What you are asked to do: Print all of the entries exactly, minus the pictures.

↓↓↓

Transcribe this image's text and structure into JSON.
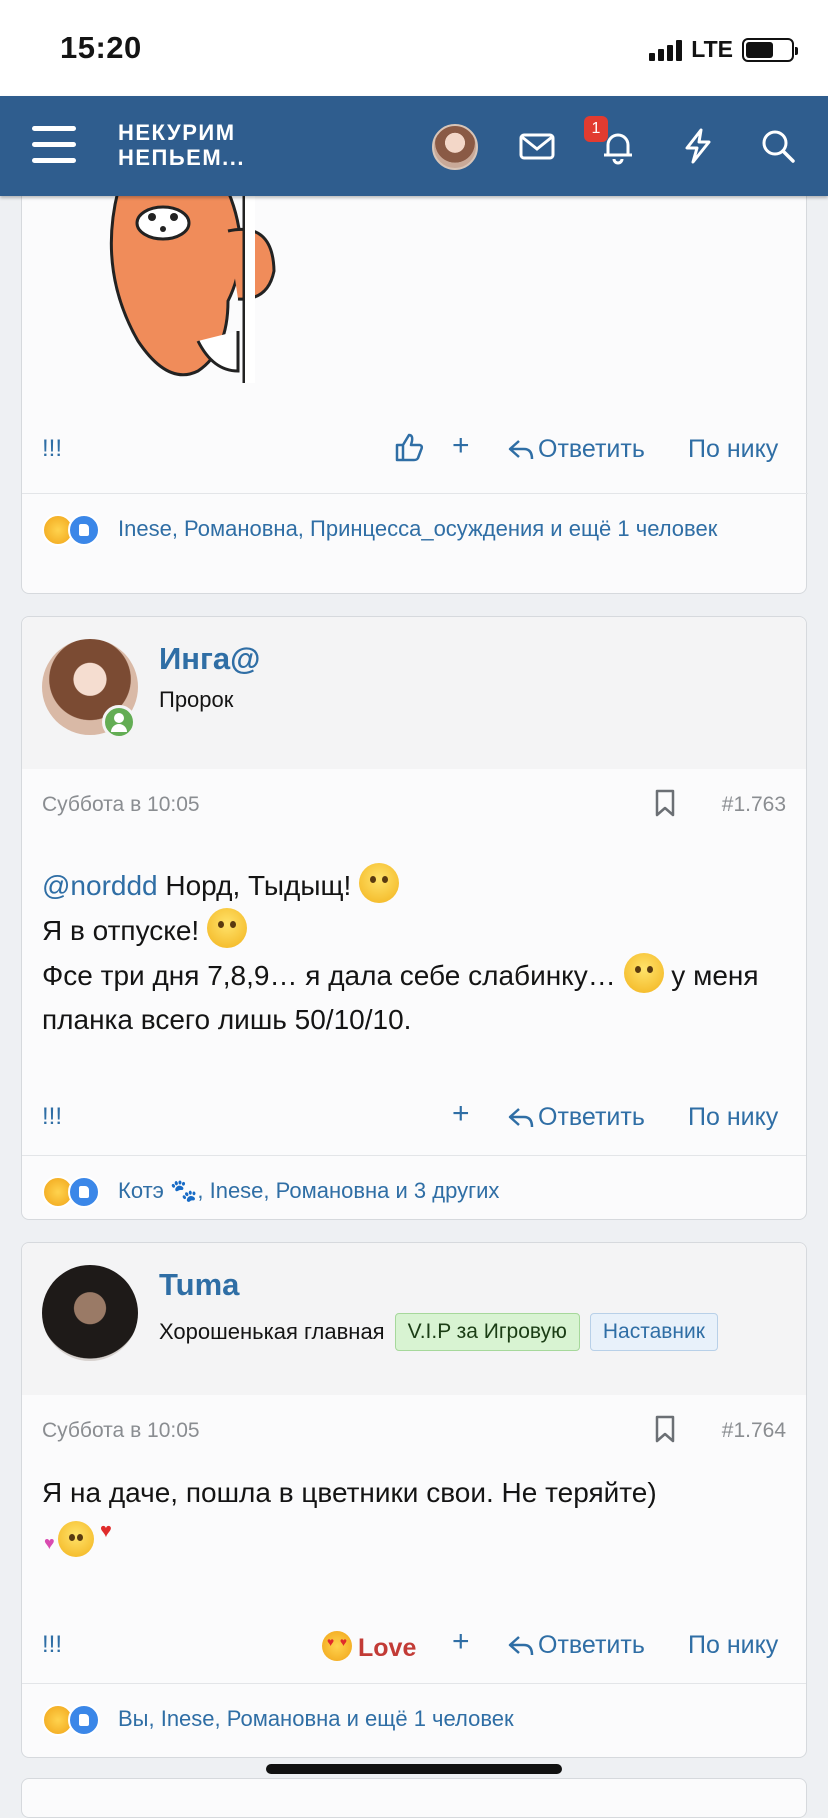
{
  "status": {
    "time": "15:20",
    "network": "LTE"
  },
  "nav": {
    "logo_line1": "НЕКУРИМ",
    "logo_line2": "НЕПЬЕМ...",
    "notification_count": "1"
  },
  "post0": {
    "report": "!!!",
    "plus": "+",
    "reply": "Ответить",
    "by_nick": "По нику",
    "reactions": "Inese, Романовна, Принцесса_осуждения и ещё 1 человек"
  },
  "post1": {
    "author": "Инга@",
    "title": "Пророк",
    "date": "Суббота в 10:05",
    "number": "#1.763",
    "mention": "@norddd",
    "line1": " Норд, Тыдыщ! ",
    "line2": "Я в отпуске! ",
    "line3": "Фсе три дня 7,8,9… я дала себе слабинку… ",
    "line3b": " у меня планка всего лишь 50/10/10.",
    "report": "!!!",
    "plus": "+",
    "reply": "Ответить",
    "by_nick": "По нику",
    "reactions": "Котэ 🐾, Inese, Романовна и 3 других"
  },
  "post2": {
    "author": "Tuma",
    "title": "Хорошенькая главная",
    "tag1": "V.I.P за Игровую",
    "tag2": "Наставник",
    "date": "Суббота в 10:05",
    "number": "#1.764",
    "text": "Я на даче, пошла в цветники свои. Не теряйте)",
    "report": "!!!",
    "love": "Love",
    "plus": "+",
    "reply": "Ответить",
    "by_nick": "По нику",
    "reactions": "Вы, Inese, Романовна и ещё 1 человек"
  },
  "colors": {
    "nav": "#2f5d8e",
    "link": "#2f6ea5",
    "love": "#c23b36"
  }
}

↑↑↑

Expected output:
Transcribe this image's text and structure into JSON.
{
  "status": {
    "time": "15:20",
    "network": "LTE"
  },
  "nav": {
    "logo_line1": "НЕКУРИМ",
    "logo_line2": "НЕПЬЕМ...",
    "notification_count": "1"
  },
  "post0": {
    "report": "!!!",
    "plus": "+",
    "reply": "Ответить",
    "by_nick": "По нику",
    "reactions": "Inese, Романовна, Принцесса_осуждения и ещё 1 человек"
  },
  "post1": {
    "author": "Инга@",
    "title": "Пророк",
    "date": "Суббота в 10:05",
    "number": "#1.763",
    "mention": "@norddd",
    "line1": " Норд, Тыдыщ! ",
    "line2": "Я в отпуске! ",
    "line3": "Фсе три дня 7,8,9… я дала себе слабинку… ",
    "line3b": " у меня планка всего лишь 50/10/10.",
    "report": "!!!",
    "plus": "+",
    "reply": "Ответить",
    "by_nick": "По нику",
    "reactions": "Котэ 🐾, Inese, Романовна и 3 других"
  },
  "post2": {
    "author": "Tuma",
    "title": "Хорошенькая главная",
    "tag1": "V.I.P за Игровую",
    "tag2": "Наставник",
    "date": "Суббота в 10:05",
    "number": "#1.764",
    "text": "Я на даче, пошла в цветники свои. Не теряйте)",
    "report": "!!!",
    "love": "Love",
    "plus": "+",
    "reply": "Ответить",
    "by_nick": "По нику",
    "reactions": "Вы, Inese, Романовна и ещё 1 человек"
  },
  "colors": {
    "nav": "#2f5d8e",
    "link": "#2f6ea5",
    "love": "#c23b36"
  }
}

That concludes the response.